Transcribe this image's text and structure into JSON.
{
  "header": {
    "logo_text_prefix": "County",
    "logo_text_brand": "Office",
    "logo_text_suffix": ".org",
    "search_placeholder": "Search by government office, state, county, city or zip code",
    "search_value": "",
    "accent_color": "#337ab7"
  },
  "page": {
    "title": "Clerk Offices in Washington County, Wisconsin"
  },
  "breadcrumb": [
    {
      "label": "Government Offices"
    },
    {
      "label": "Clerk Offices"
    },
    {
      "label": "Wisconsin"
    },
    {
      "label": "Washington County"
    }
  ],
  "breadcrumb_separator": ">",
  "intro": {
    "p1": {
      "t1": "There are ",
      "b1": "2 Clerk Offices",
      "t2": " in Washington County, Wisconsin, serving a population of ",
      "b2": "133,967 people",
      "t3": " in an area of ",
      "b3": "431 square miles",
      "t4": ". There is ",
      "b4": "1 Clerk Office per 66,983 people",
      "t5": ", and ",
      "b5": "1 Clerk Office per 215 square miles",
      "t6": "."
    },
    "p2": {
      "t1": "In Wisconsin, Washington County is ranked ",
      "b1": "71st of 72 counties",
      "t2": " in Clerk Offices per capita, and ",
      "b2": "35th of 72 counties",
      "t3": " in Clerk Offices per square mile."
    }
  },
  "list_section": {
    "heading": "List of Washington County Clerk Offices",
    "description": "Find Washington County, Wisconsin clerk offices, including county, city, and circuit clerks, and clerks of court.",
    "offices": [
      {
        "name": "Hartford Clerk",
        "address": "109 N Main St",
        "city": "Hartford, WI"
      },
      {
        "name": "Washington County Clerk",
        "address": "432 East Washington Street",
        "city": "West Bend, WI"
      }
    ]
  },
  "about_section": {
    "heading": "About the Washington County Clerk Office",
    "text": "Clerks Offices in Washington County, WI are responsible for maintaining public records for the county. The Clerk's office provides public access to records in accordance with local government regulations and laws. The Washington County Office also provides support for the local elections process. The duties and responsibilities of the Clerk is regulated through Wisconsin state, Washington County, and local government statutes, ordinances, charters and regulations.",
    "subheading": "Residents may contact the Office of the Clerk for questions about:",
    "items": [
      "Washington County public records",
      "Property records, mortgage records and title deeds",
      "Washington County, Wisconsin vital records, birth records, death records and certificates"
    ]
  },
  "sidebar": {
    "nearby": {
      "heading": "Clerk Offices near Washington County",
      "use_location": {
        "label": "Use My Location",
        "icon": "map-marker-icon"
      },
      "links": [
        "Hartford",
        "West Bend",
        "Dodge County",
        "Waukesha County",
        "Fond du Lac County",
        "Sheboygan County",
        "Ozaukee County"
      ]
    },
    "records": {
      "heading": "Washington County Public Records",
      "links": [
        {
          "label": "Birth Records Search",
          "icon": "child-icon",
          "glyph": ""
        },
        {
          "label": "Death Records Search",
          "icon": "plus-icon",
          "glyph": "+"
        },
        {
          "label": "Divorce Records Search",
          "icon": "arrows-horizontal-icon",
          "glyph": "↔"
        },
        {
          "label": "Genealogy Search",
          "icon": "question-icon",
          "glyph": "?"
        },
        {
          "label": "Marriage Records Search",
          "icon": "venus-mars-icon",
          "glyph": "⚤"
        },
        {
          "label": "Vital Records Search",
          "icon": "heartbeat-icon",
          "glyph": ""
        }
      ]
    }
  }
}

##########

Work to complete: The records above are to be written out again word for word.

Written response:
Transcribe this image's text and structure into JSON.
{
  "header": {
    "logo_text_prefix": "County",
    "logo_text_brand": "Office",
    "logo_text_suffix": ".org",
    "search_placeholder": "Search by government office, state, county, city or zip code",
    "search_value": "",
    "accent_color": "#337ab7"
  },
  "page": {
    "title": "Clerk Offices in Washington County, Wisconsin"
  },
  "breadcrumb": [
    {
      "label": "Government Offices"
    },
    {
      "label": "Clerk Offices"
    },
    {
      "label": "Wisconsin"
    },
    {
      "label": "Washington County"
    }
  ],
  "breadcrumb_separator": ">",
  "intro": {
    "p1": {
      "t1": "There are ",
      "b1": "2 Clerk Offices",
      "t2": " in Washington County, Wisconsin, serving a population of ",
      "b2": "133,967 people",
      "t3": " in an area of ",
      "b3": "431 square miles",
      "t4": ". There is ",
      "b4": "1 Clerk Office per 66,983 people",
      "t5": ", and ",
      "b5": "1 Clerk Office per 215 square miles",
      "t6": "."
    },
    "p2": {
      "t1": "In Wisconsin, Washington County is ranked ",
      "b1": "71st of 72 counties",
      "t2": " in Clerk Offices per capita, and ",
      "b2": "35th of 72 counties",
      "t3": " in Clerk Offices per square mile."
    }
  },
  "list_section": {
    "heading": "List of Washington County Clerk Offices",
    "description": "Find Washington County, Wisconsin clerk offices, including county, city, and circuit clerks, and clerks of court.",
    "offices": [
      {
        "name": "Hartford Clerk",
        "address": "109 N Main St",
        "city": "Hartford, WI"
      },
      {
        "name": "Washington County Clerk",
        "address": "432 East Washington Street",
        "city": "West Bend, WI"
      }
    ]
  },
  "about_section": {
    "heading": "About the Washington County Clerk Office",
    "text": "Clerks Offices in Washington County, WI are responsible for maintaining public records for the county. The Clerk's office provides public access to records in accordance with local government regulations and laws. The Washington County Office also provides support for the local elections process. The duties and responsibilities of the Clerk is regulated through Wisconsin state, Washington County, and local government statutes, ordinances, charters and regulations.",
    "subheading": "Residents may contact the Office of the Clerk for questions about:",
    "items": [
      "Washington County public records",
      "Property records, mortgage records and title deeds",
      "Washington County, Wisconsin vital records, birth records, death records and certificates"
    ]
  },
  "sidebar": {
    "nearby": {
      "heading": "Clerk Offices near Washington County",
      "use_location": {
        "label": "Use My Location",
        "icon": "map-marker-icon"
      },
      "links": [
        "Hartford",
        "West Bend",
        "Dodge County",
        "Waukesha County",
        "Fond du Lac County",
        "Sheboygan County",
        "Ozaukee County"
      ]
    },
    "records": {
      "heading": "Washington County Public Records",
      "links": [
        {
          "label": "Birth Records Search",
          "icon": "child-icon",
          "glyph": ""
        },
        {
          "label": "Death Records Search",
          "icon": "plus-icon",
          "glyph": "+"
        },
        {
          "label": "Divorce Records Search",
          "icon": "arrows-horizontal-icon",
          "glyph": "↔"
        },
        {
          "label": "Genealogy Search",
          "icon": "question-icon",
          "glyph": "?"
        },
        {
          "label": "Marriage Records Search",
          "icon": "venus-mars-icon",
          "glyph": "⚤"
        },
        {
          "label": "Vital Records Search",
          "icon": "heartbeat-icon",
          "glyph": ""
        }
      ]
    }
  }
}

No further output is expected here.